Collected data entries:
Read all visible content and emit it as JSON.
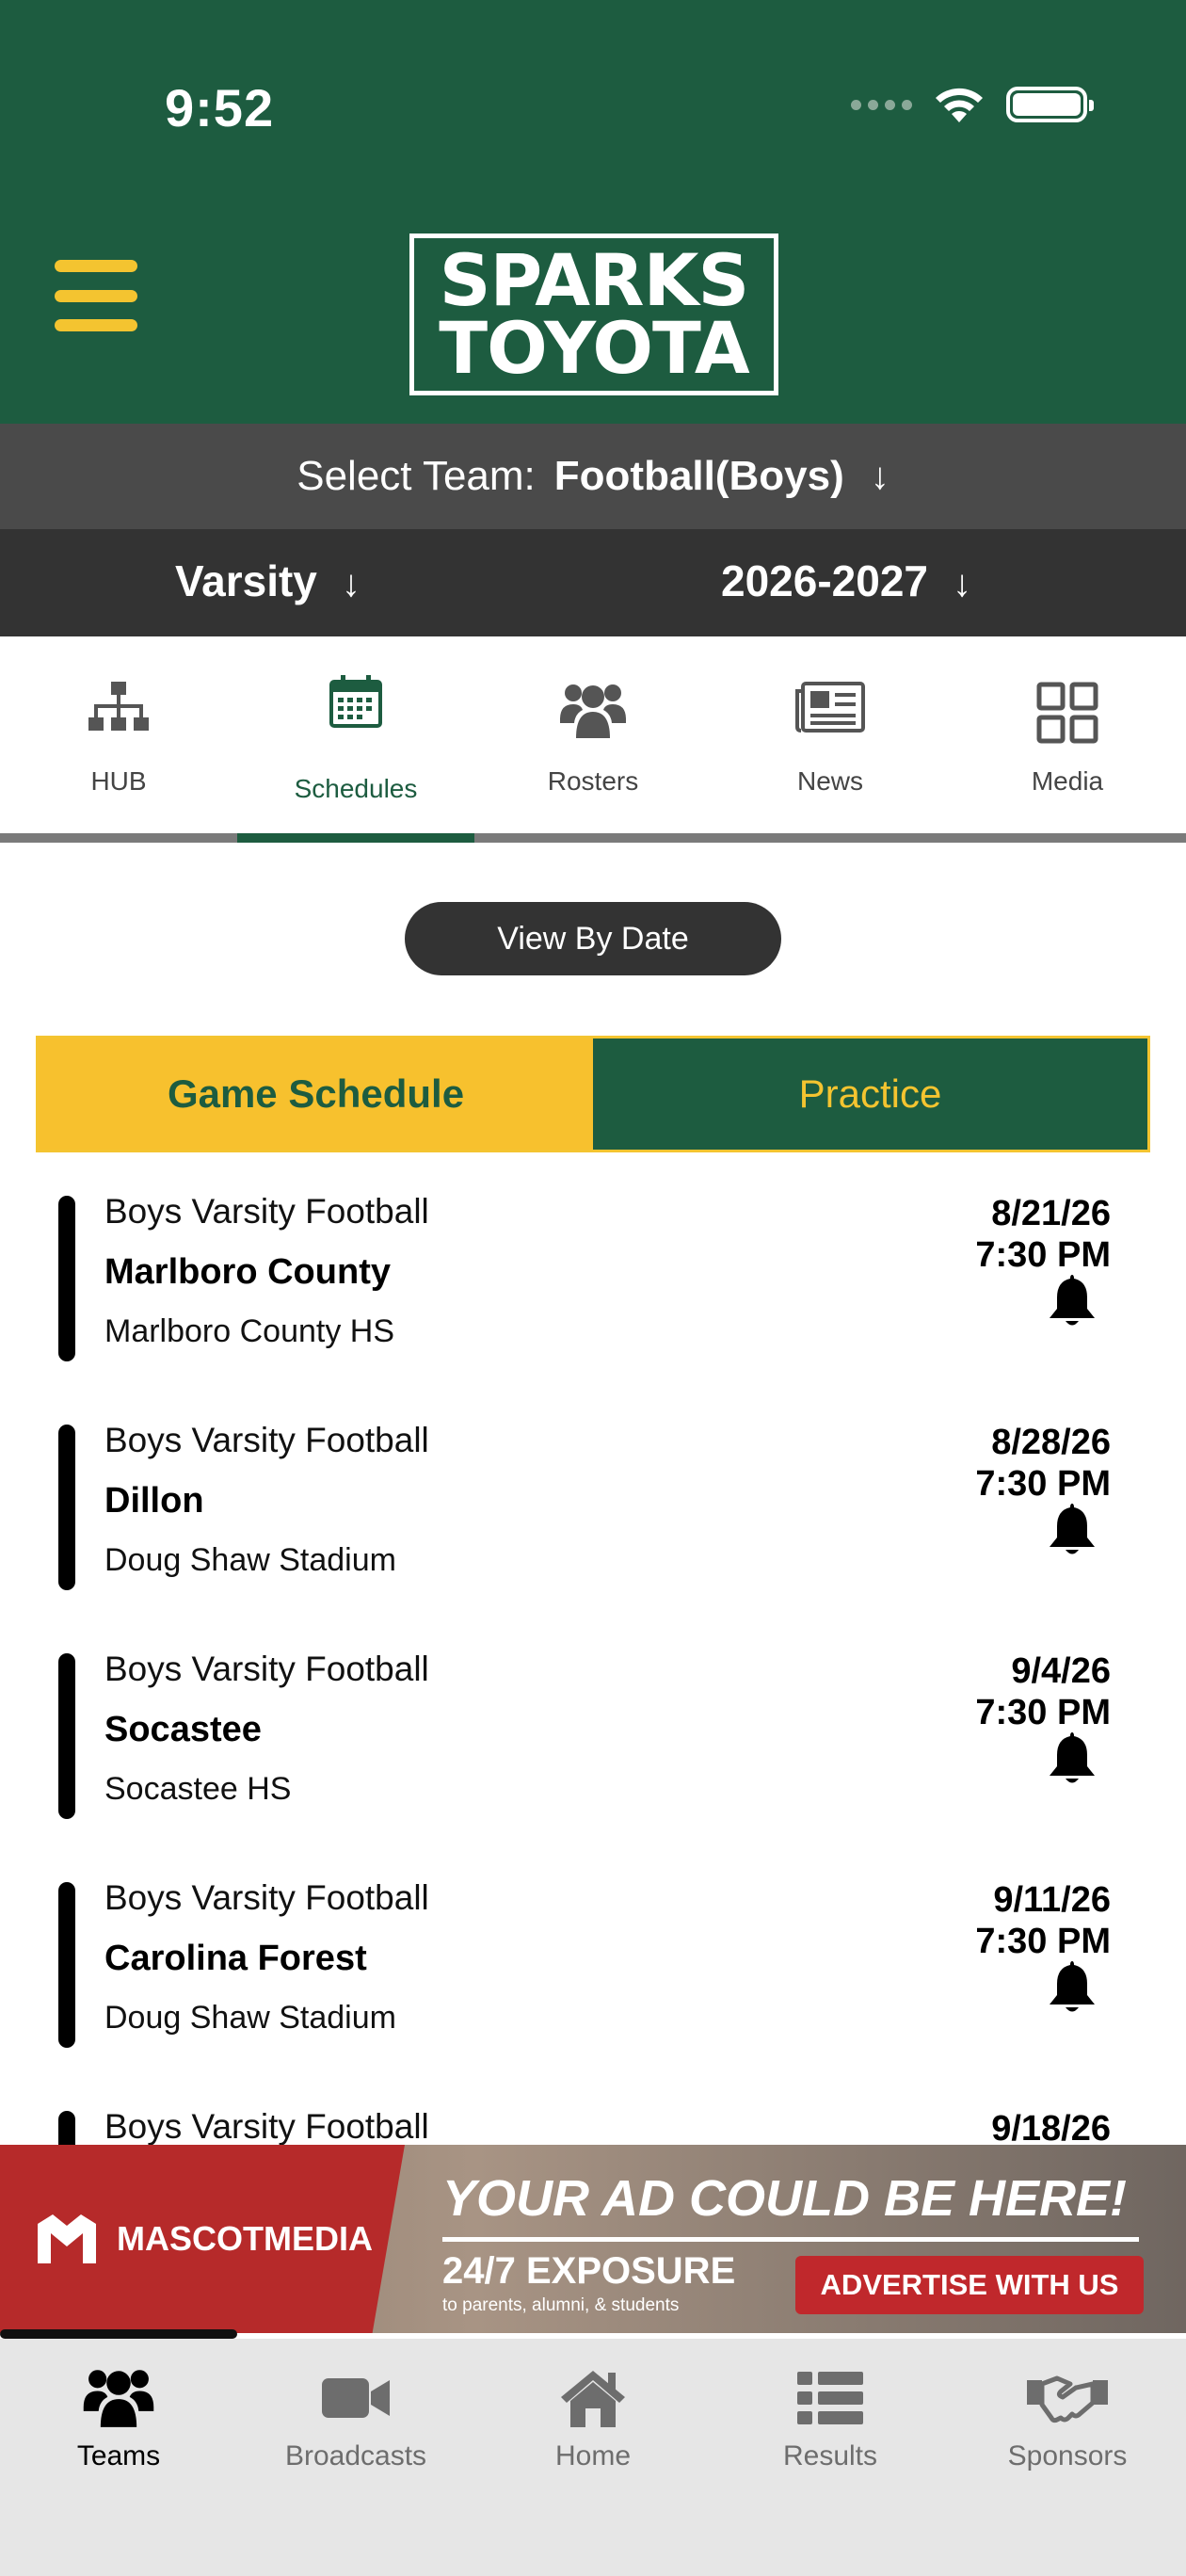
{
  "status_bar": {
    "time": "9:52"
  },
  "header": {
    "logo_line1": "SPARKS",
    "logo_line2": "TOYOTA",
    "accent_color": "#1d5c40",
    "highlight_color": "#f4c430"
  },
  "team_select": {
    "label": "Select Team:",
    "value": "Football(Boys)",
    "arrow": "↓"
  },
  "level_select": {
    "value": "Varsity",
    "arrow": "↓"
  },
  "season_select": {
    "value": "2026-2027",
    "arrow": "↓"
  },
  "tabs": [
    {
      "label": "HUB",
      "icon": "sitemap-icon"
    },
    {
      "label": "Schedules",
      "icon": "calendar-icon",
      "active": true
    },
    {
      "label": "Rosters",
      "icon": "users-icon"
    },
    {
      "label": "News",
      "icon": "newspaper-icon"
    },
    {
      "label": "Media",
      "icon": "grid-icon"
    }
  ],
  "view_by_date": "View By Date",
  "schedule_toggle": {
    "game": "Game Schedule",
    "practice": "Practice"
  },
  "games": [
    {
      "sport": "Boys Varsity Football",
      "opponent": "Marlboro County",
      "venue": "Marlboro County HS",
      "date": "8/21/26",
      "time": "7:30 PM"
    },
    {
      "sport": "Boys Varsity Football",
      "opponent": "Dillon",
      "venue": "Doug Shaw Stadium",
      "date": "8/28/26",
      "time": "7:30 PM"
    },
    {
      "sport": "Boys Varsity Football",
      "opponent": "Socastee",
      "venue": "Socastee HS",
      "date": "9/4/26",
      "time": "7:30 PM"
    },
    {
      "sport": "Boys Varsity Football",
      "opponent": "Carolina Forest",
      "venue": "Doug Shaw Stadium",
      "date": "9/11/26",
      "time": "7:30 PM"
    },
    {
      "sport": "Boys Varsity Football",
      "opponent": "",
      "venue": "",
      "date": "9/18/26",
      "time": ""
    }
  ],
  "ad": {
    "brand": "MASCOTMEDIA",
    "headline": "YOUR AD COULD BE HERE!",
    "subhead": "24/7 EXPOSURE",
    "small": "to parents, alumni, & students",
    "cta": "ADVERTISE WITH US",
    "carousel_progress": 0.2
  },
  "bottom_nav": [
    {
      "label": "Teams",
      "icon": "users-icon",
      "active": true
    },
    {
      "label": "Broadcasts",
      "icon": "video-camera-icon"
    },
    {
      "label": "Home",
      "icon": "home-icon"
    },
    {
      "label": "Results",
      "icon": "list-icon"
    },
    {
      "label": "Sponsors",
      "icon": "handshake-icon"
    }
  ]
}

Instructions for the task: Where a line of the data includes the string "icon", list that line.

Written answer:
      "icon": "sitemap-icon"
      "icon": "calendar-icon",
      "icon": "users-icon"
      "icon": "newspaper-icon"
      "icon": "grid-icon"
      "icon": "users-icon",
      "icon": "video-camera-icon"
      "icon": "home-icon"
      "icon": "list-icon"
      "icon": "handshake-icon"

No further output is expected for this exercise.